Rachael stood next to me. I should have been relieved to see her, but I wasn’t. “So, I’m not a wordsmith,” I said.

 “I sent Wes to fetch you. He said you were in no condition to be fetched.”

“I’m fine.”  

All four people in the next banquette had turned around to stare at Rachael and make admiring comments. 

“You look rattled,” she said.

I was entitled. After all, it wasn’t every day I had a mystical connection with a psychic drag queen. 

Bianca clomped by and winked. I was relieved she didn’t stop to chat. Snide momma-duck references would not have gone over big with Rachael.

“Who’s your friend?” she asked.

“Bianca. Odd girl.” Bianca paused at the next table, permitting her hand to be kissed with great formality by a shirtless man in skin-tight black patent leather pants.

Rachael pushed the hair out of my eyes. “So, are you feeling better? Everyone’s asking where you’ve been hiding out.”

This was one duckling that wasn’t going to be rounded up just yet. “I doubt anyone even noticed I’m gone.”

Rachael frowned, her strategy derailed. “Okay, I’d like you to come down with me and start enjoying your birthday.” She slid onto my lap and put an arm over my shoulder. I wrapped my arms around her, feeling resentful.

“Really,” she said, “you don’t want to sit up here all alone, do you? Just you and Binaca?”

“It’s Bianca. Binaca’s a breath freshener.”

“Come on, Nicky, don’t leave me alone on your birthday.”

At least she was being honest. Except for the part about using my birthday to guilt me into doing what she wanted.

Rachael slid off and tugged on my hand to follow her. I did, and with her hands holding mine to her shoulders, allowed her to lead me towards the exit. I took small, mincing steps so as not to mash her heels.

“Baby steps,” I said.

Rachael turned part way around. “What?”

“Something Bianca and I were discussing.”

“That girl is a bad influence.”

I nudged her forward, thinking about how it was I got here, and, for the first time, wondering what it might take to get out.

 














Nicholas Garnett
 received his MFA in Creative Writing from Florida International University. He has taught creative writing at FIU, the Miami Book Fair, and Writing Class Radio. Garnett is also a freelance editor and co-producer of the Miami-based live storytelling series, Lip Service: True Stories Out Loud. He is a recipient of residencies from the Vermont Studio Center and the Woodstock Byrdcliffe Guild, and fellowships to the Norman Mailer Art Colony and Writers in Paradise. His writing has appeared, among other places, in Salon.comTruehumor.com, Sundress Publication’s “Best of the Net” and Cleis Press’s Best Sex Writing.

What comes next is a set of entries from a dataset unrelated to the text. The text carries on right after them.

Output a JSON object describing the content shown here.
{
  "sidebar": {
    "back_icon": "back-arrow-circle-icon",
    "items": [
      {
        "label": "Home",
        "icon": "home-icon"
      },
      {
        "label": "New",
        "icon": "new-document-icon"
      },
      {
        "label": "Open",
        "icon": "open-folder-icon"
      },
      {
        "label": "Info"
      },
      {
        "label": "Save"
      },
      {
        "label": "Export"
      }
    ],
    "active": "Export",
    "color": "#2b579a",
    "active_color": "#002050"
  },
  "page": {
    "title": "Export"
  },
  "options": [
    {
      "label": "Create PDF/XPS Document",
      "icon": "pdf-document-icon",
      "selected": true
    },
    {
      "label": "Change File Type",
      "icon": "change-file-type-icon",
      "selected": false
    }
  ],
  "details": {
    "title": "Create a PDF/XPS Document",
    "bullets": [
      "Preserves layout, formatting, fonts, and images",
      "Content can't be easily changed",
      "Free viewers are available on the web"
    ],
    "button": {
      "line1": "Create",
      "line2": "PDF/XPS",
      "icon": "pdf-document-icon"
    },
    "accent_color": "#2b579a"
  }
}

His memoir, In the Pink, is forthcoming from MidTown Publishing in January 2022.

You can visit his website at www.nicholasgarnett.com or connect with him on Twitter and Facebook.





Sponsored By:

You Might Also Like

0 Comments

Please try not to spam posts with the same comments over and over again. Authors like seeing thoughtful comments about their books, not the same old, "I like the cover" or "sounds good" comments. While that is nice, putting some real thought and effort in is appreciated. Thank you.